The point of forecasting is to shrewdly and effectively foresee issues and challenges before they create a crisis. It is the difference between a reactive, crisis-managing organization and a proactive one. An organization in a financial reporting and accounting crisis will have tremendous difficulty introducing a proactive cash forecasting process overlaid on a crumbling foundation. Essential to cash forecasting ingredients is the practice of maintaining current cash registers in an accounting system (requiring aggregation of transactions for most company operations on a reasonably quick basis), relying on register balance to make present decisions, having quick processes to reconcile month-end differences and a solid understanding of cash reporting on prior periods.
It is with this basis of information and understanding of cash reporting that an organization finds it easiest and most useful to overlay forward-looking forecasts.
My official recommendation to most organizations (custom situations notwithstanding) is to have two sets of forecasts:
• Daily Cash Forecast (forecasting as much time as the organization needs): For relatively stable companies with consistent balance sheets, a few months are all that is necessary. For organizations in high-growth or troubled phases, longer periods are needed to adequately plan for large trip wires. This is the forecast where being buried in details is expected and helpful – daily cash detail is essential – as is interfacing with A/R and A/P departments regarding their view of expected cash receipts and disbursements. I have seen forecasts be as basic as small spreadsheets. In other occasions, we have been able to build cash flow by day out for the next 400 days.
• Annual Accrual Forecast (by month): Instead of making one annual budget and leaving it to stagnate without updated information, creating a month-by-month P&L, balance sheet and cash flow statement forecast is a key tool for long-range planning. It allows for a highly efficient projection to be available nearly at all times for banks and other capital sources. It also allows for a mindset that steps back from day-to-day minutia, stresses and emotional catalysts (things prevalent in the forecast to meet the next payroll run) and foments a mindset to focus on reasonable leverage levels, customer payment habits, inventory levels, loan levels and so on. With such a long-term model available, capital expenditures, investor infusions and credit facilities can be seen clearly and arranged before a crisis hits.

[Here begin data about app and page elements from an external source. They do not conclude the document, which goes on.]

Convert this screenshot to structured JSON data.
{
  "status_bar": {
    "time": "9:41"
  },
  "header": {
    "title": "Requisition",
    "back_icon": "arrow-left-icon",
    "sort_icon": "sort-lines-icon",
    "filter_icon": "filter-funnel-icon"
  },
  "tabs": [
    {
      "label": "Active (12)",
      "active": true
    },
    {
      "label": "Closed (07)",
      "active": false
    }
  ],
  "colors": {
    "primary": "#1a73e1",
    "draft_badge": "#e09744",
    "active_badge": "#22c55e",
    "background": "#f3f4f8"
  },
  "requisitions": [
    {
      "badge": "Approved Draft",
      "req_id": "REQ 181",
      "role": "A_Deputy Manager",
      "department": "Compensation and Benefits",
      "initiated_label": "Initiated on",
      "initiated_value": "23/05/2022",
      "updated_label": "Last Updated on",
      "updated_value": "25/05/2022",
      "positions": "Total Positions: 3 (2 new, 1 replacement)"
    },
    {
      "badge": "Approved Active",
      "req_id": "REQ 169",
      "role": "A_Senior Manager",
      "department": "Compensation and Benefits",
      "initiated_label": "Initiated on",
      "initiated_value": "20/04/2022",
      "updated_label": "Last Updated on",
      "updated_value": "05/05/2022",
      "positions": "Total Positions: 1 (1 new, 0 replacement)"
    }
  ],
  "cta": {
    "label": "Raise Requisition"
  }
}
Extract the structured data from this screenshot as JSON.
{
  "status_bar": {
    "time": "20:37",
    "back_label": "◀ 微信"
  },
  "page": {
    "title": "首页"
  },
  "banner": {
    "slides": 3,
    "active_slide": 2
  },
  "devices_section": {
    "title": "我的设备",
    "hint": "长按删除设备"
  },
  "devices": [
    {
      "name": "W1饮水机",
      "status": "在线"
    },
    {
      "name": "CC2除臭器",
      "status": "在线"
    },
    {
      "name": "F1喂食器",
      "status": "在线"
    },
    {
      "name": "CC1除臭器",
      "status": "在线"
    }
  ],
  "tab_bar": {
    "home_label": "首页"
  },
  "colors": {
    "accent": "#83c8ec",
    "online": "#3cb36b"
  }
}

Having both forecast methods (cash and accrual) serves to prevent excessive focus on survival mechanisms (“will we have enough cash?”) and balance it with performance-based realities. Organizations can neither be run entirely on an unhealthy obsession with day-to-day survival or a strictly income-statement view.
What is especially challenging in any forecasting environment is the staff qualifications required to be able to generate and maintain such forecasts. Frankly, reporting on historical transactions is much easier (and far less useful) than looking forward. Another challenge is that mainstream and affordable accounting software does a terrible job of accurately forecasting an entire business’ operations. Custom solutions many times will do the trick – looking at key business drivers, importable data and ability to corral inputs and variables to a few user-operated adjustments.
A key to being able to develop an accurate (and therefore useful) forecast is to fully understand the ramifications of working capital flows and what changes in those flows do to cash balances. Such changes often lead to initially opposite cash flow than expected and create tripwires for the unwary. In our next article, we will analyze growing companies and the effect of growth on cash flow cycles.